Experimentally, Zasadzinski points out that roughly 2 wt% cholesterol in 98 wt% Dipalmitoylphosphatidylcholine, or DPPC (a phospholipid that is the major constituent of pulmonary surfactant), decreased viscosity by a factor of more than 100. "This would be like taking a jar of honey and adding a spoonful of water and having the honey/water mix flow like water," he quips. "We also measured the lowest surface tension that we can get with these monolayers – and it turns out that cholesterol doesn't affect minimum surface tension until we get to ~10 mol%, and cholesterol doesn't change the surface area versus surface tension isotherms much at all, either. Only the viscosity changes – and it changes a lot."
Zasadzinski adds that they aren't sure why nothing other than the monolayer rheology changes with cholesterol. "We plan to use this new material to figure out what determines the minimum surface tension of a monolayer, which will help us design a better synthetic surfactant. Extracts vary in composition and often in efficacy from batch to batch, so figuring out what should go into a good surfactant is extremely important."

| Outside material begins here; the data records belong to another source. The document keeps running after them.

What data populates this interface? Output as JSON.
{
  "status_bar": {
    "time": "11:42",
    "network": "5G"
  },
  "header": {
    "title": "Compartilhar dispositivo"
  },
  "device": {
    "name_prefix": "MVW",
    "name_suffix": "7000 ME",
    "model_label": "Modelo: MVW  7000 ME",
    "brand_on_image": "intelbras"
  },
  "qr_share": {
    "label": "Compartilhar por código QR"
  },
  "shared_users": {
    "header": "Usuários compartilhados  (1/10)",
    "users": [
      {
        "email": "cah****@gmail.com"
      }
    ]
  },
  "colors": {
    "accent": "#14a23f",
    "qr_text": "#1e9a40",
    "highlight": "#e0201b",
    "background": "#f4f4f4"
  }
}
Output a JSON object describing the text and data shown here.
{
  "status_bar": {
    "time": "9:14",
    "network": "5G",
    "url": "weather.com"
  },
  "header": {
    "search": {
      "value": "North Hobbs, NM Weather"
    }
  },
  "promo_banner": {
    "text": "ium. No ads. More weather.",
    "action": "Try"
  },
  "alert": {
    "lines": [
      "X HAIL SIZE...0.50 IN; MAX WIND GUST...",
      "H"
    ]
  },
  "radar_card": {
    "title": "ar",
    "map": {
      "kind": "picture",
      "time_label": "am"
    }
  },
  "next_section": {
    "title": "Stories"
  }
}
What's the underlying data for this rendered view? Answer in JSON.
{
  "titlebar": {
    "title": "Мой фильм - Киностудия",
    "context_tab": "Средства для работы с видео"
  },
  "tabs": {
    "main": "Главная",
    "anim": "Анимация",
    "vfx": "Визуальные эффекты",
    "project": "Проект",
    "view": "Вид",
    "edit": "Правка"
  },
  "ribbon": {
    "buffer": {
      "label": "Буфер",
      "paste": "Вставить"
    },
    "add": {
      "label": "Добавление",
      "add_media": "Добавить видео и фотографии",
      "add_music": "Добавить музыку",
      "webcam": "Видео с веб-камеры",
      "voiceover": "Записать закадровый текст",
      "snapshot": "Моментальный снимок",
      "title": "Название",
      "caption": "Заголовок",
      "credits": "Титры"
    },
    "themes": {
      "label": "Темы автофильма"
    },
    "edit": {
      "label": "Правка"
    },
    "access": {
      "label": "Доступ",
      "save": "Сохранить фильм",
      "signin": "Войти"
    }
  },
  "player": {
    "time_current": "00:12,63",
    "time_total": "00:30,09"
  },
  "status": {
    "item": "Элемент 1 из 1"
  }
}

Moving forward, Zasadzinski says, their theory suggests that the viscosity should get very large once we get the monolayer close to collapse. "We're wondering if this large viscosity is what determines the minimum surface tension," he explains. "Our rheometer isn't capable of measuring such high viscosities, so we need to build a new one that can. We'll need stronger magnets and, probably, a bigger disc to float on the surface."
Zasadzinski mentions other areas of research that might benefit from their research. "We're also working on the effects of lipid organization in multiple sclerosis, or MS, in which the myelin sheath starts to unravel around the nerve axons, causing difficulty in nerve electrical conduction. We've found that the lipids in myelin change with MS in a way that changes the interactions between lipid bilayers, which might help explain why the myelin sheath unravels. We don't use rheology as much in this case," he concludes, "but rely instead on force measurement in Jacob Israelachvili's lab at UC Santa Barbara and conjunction with my work in fluorescence microscopy to determine monolayer organization."
More information: Effect of cholesterol nanodomains on monolayer morphology and dynamics, PNAS Published online before print July 30, 2013, doi:10.1073/pnas.1303304110